Work to complete: Check every line of the entries below for "this", and copy the lines that have it.

[Web page and app entries]
#####
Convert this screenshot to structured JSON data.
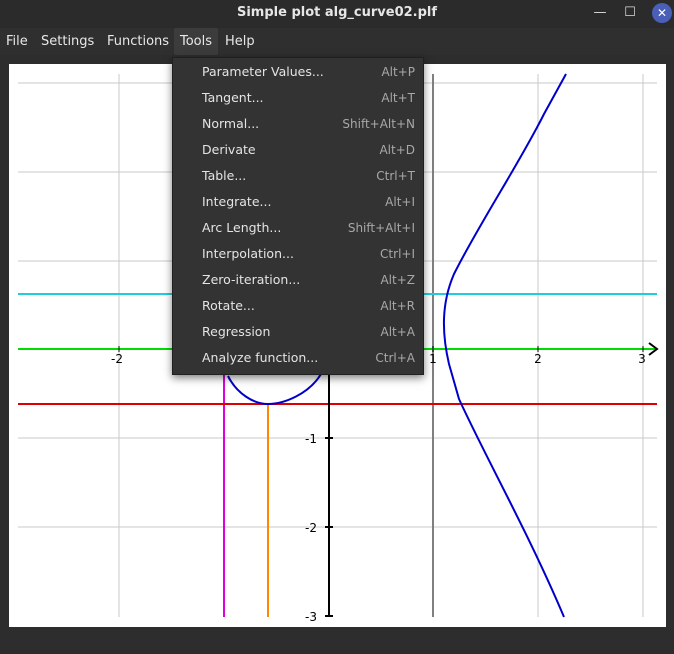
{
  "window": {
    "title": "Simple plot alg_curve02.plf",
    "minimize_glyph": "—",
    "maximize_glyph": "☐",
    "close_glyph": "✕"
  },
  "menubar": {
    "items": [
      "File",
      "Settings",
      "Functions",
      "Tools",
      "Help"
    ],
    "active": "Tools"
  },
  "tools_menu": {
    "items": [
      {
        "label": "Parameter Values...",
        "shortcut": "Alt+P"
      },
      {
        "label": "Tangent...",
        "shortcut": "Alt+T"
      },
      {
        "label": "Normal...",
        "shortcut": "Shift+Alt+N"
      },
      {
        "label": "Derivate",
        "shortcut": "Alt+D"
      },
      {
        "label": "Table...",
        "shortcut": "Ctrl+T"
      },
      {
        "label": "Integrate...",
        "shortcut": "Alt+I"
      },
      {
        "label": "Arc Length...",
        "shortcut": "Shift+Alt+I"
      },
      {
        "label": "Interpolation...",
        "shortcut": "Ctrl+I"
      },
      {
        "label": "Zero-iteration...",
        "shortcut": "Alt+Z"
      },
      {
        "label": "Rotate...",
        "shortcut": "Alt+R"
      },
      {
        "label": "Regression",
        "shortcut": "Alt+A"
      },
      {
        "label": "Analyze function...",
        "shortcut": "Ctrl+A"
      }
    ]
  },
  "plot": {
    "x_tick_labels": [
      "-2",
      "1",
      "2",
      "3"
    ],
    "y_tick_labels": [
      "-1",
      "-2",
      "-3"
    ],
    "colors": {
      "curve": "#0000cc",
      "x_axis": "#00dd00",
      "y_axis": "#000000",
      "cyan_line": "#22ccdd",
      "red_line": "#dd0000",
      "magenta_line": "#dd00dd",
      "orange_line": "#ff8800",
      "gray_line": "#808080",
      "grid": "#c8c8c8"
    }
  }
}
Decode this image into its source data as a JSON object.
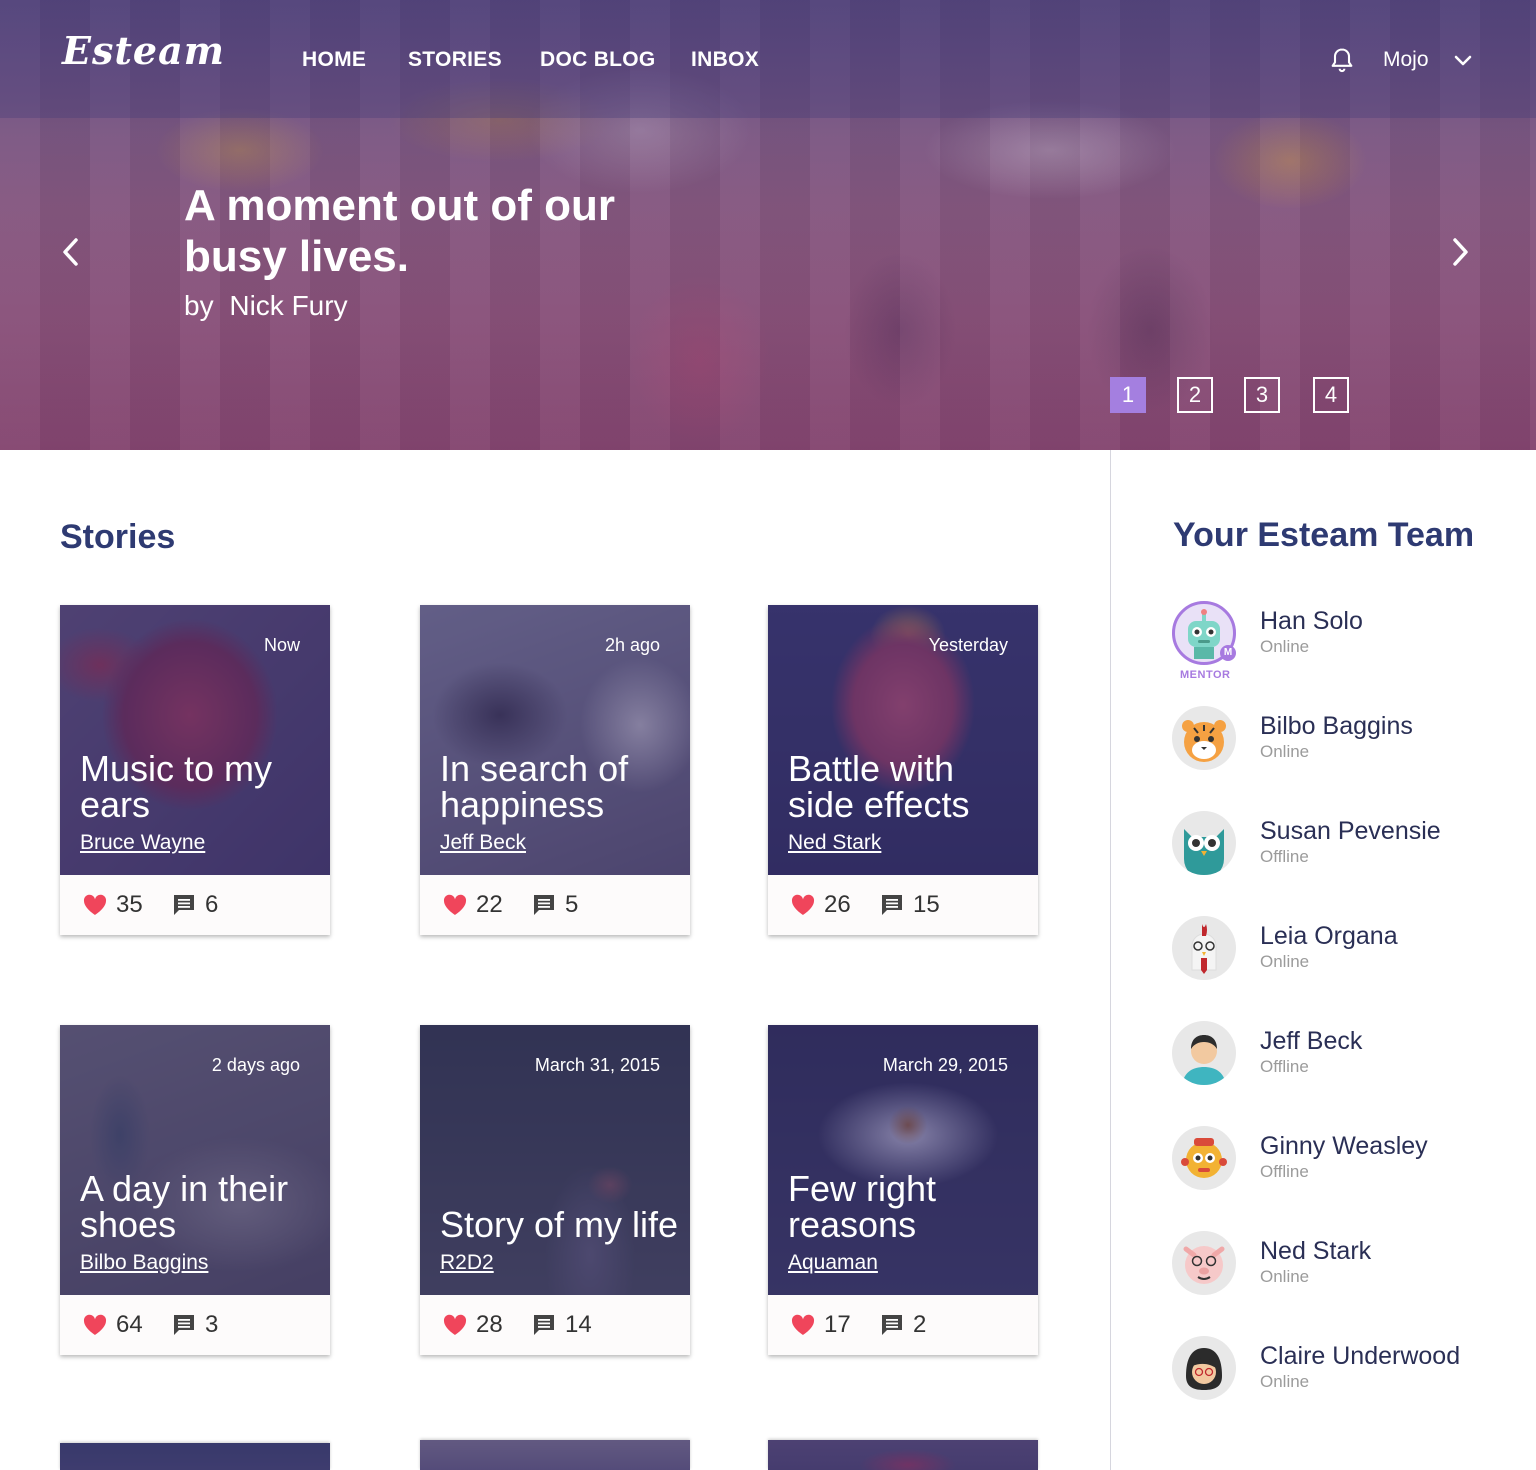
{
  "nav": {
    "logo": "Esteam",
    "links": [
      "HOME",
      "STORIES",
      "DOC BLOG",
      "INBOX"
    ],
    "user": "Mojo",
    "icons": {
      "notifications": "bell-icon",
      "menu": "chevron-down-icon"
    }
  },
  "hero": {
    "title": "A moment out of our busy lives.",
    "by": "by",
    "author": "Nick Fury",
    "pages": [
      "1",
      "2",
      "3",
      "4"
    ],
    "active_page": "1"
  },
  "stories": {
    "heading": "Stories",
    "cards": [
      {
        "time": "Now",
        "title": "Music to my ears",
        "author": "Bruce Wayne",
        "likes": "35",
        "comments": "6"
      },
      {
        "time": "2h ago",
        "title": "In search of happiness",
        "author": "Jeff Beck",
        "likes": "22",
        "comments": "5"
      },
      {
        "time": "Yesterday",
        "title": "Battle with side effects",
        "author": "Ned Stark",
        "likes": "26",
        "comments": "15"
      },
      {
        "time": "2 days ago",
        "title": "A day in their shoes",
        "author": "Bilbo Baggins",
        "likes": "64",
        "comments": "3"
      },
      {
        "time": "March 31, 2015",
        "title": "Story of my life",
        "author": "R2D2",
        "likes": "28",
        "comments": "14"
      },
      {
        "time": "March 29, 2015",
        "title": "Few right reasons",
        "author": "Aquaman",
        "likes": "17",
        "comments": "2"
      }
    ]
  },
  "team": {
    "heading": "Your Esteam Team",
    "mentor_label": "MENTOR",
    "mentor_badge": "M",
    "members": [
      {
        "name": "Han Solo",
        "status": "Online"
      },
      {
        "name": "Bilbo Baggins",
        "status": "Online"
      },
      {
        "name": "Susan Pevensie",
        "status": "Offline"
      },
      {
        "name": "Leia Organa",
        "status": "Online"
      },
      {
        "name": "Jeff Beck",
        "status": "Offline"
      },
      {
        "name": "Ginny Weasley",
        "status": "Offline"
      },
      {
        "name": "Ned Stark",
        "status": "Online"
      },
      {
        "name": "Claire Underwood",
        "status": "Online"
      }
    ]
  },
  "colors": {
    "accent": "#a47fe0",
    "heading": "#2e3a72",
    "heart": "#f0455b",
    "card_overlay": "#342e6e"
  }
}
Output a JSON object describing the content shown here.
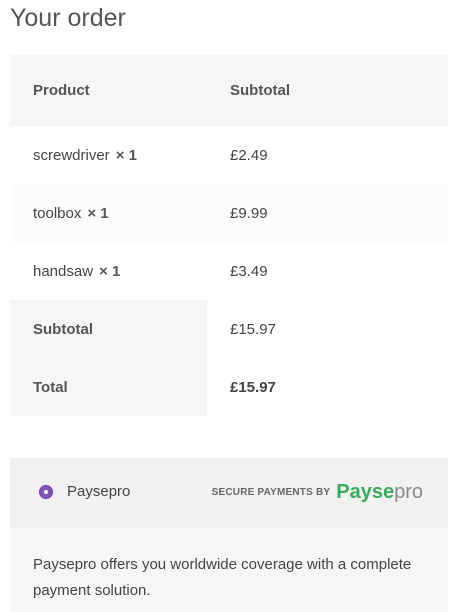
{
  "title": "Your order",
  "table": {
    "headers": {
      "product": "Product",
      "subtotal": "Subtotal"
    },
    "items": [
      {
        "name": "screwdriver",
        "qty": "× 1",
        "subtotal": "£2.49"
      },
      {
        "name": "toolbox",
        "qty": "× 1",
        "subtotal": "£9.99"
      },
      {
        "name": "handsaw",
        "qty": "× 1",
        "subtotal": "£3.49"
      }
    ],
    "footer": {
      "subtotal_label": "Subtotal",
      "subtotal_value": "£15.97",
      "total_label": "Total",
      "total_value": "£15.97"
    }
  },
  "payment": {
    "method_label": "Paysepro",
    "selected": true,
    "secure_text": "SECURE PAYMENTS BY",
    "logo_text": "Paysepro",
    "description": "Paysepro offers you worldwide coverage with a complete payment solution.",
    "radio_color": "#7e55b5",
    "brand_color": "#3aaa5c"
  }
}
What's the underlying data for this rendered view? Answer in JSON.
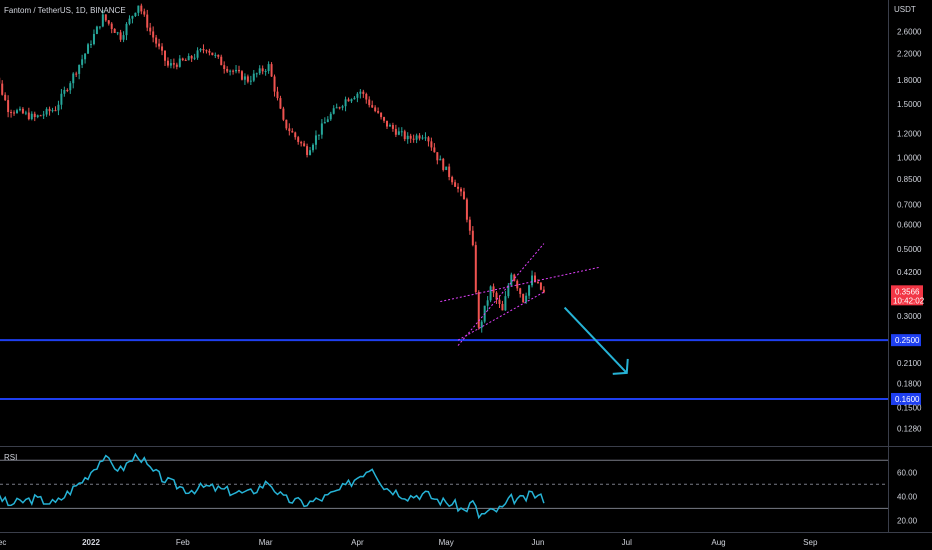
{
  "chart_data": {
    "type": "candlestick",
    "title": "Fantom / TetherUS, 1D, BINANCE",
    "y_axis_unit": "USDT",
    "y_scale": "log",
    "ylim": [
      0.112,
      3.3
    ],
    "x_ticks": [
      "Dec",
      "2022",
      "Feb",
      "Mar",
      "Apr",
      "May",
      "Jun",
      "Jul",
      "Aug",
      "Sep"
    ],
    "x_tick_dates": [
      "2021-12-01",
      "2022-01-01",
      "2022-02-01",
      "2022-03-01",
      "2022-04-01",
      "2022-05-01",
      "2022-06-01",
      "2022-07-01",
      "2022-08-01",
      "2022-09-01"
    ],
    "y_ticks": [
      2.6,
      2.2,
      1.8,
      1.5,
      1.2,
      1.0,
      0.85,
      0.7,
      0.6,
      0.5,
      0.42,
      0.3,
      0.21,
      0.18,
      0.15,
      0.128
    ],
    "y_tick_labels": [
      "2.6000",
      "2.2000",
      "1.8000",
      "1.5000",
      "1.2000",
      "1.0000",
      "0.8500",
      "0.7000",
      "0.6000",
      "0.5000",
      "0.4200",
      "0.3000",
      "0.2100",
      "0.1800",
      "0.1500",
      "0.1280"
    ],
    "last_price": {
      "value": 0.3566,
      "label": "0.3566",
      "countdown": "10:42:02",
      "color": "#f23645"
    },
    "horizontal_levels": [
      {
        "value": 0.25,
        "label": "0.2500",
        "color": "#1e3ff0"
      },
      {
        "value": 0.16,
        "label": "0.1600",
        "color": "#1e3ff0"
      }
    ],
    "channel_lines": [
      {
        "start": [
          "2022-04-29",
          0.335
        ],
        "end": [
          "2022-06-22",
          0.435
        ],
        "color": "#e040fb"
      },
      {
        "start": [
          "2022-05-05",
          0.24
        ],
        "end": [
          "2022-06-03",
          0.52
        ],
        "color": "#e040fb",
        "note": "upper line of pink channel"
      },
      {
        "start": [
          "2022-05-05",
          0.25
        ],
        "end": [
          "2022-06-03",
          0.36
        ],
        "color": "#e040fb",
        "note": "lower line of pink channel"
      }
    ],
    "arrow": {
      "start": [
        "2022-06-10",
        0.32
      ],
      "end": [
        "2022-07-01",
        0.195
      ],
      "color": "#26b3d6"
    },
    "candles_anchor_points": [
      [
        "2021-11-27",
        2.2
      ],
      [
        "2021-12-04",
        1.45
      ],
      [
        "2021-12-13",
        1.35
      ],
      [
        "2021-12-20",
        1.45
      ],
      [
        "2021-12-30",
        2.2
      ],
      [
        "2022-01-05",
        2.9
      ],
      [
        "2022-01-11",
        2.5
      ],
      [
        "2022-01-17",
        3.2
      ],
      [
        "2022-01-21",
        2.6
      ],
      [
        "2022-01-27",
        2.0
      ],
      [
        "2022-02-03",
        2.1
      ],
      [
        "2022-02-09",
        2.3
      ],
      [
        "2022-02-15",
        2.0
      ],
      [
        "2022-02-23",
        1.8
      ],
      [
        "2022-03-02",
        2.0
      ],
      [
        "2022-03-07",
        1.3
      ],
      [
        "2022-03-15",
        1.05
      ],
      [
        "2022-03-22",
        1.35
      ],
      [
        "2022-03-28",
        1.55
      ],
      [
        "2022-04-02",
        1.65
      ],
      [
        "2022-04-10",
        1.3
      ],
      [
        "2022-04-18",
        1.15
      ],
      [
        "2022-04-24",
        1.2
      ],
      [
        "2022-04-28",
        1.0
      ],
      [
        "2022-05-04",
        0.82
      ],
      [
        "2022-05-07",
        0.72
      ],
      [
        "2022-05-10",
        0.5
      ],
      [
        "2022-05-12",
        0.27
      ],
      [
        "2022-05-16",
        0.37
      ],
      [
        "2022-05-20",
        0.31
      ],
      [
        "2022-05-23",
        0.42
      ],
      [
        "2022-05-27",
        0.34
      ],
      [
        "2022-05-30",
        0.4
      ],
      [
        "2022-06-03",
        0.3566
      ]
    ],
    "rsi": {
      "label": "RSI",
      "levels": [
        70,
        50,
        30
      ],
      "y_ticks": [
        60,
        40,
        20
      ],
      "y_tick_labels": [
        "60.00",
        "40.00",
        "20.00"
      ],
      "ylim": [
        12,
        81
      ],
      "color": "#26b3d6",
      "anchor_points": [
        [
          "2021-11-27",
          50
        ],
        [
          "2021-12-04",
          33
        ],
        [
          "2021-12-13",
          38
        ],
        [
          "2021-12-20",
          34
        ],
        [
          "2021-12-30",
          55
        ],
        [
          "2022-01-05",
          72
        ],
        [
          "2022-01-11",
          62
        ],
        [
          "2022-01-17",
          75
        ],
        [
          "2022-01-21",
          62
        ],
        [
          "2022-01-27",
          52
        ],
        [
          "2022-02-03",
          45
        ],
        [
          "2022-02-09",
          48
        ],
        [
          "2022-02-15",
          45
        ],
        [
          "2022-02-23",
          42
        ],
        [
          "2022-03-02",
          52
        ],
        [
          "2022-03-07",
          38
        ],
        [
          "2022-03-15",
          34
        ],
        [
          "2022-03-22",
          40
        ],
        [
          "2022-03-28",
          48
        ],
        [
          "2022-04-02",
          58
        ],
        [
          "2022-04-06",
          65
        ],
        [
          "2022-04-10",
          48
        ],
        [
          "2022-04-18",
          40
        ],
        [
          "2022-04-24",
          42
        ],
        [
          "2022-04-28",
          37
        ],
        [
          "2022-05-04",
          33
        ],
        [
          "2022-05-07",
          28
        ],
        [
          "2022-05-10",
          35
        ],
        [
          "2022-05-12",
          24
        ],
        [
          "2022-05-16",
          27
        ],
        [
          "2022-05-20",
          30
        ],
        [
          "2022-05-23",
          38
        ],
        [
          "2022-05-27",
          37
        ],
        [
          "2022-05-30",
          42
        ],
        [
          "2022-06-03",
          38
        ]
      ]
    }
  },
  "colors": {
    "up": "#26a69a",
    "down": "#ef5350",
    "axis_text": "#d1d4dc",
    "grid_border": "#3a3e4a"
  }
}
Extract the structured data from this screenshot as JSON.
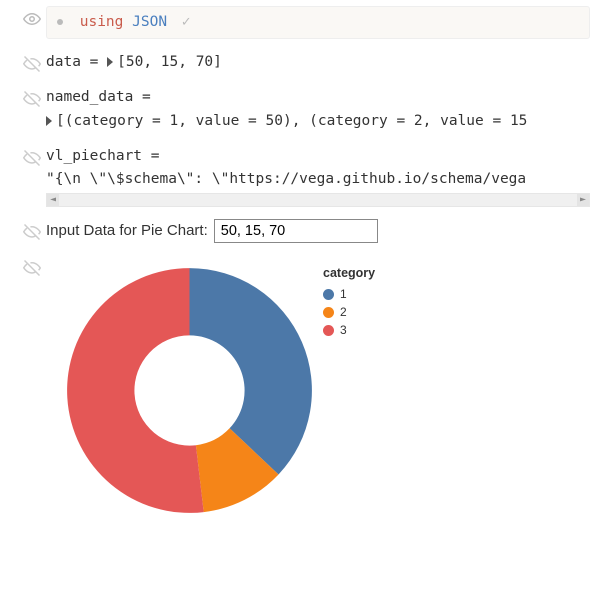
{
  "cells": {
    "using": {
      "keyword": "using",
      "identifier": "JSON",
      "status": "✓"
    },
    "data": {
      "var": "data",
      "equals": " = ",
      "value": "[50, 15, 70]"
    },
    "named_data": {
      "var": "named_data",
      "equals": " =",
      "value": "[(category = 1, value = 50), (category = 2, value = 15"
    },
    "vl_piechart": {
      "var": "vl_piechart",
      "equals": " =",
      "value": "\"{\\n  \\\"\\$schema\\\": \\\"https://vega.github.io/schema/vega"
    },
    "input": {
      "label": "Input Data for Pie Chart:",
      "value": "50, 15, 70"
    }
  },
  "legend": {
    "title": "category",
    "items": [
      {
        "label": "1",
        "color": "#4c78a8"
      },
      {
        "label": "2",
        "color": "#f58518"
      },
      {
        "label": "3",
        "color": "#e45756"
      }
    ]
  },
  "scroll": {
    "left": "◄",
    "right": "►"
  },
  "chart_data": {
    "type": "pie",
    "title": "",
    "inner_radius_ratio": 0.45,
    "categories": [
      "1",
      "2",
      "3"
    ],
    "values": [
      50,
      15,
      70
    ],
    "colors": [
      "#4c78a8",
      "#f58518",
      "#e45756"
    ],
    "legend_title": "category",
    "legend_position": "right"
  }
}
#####
Response area:
Convert this screenshot to structured JSON data.
Decode this image into its source data as a JSON object.
What's the underlying data for this rendered view? Answer in JSON.
Extract the structured data from this screenshot as JSON.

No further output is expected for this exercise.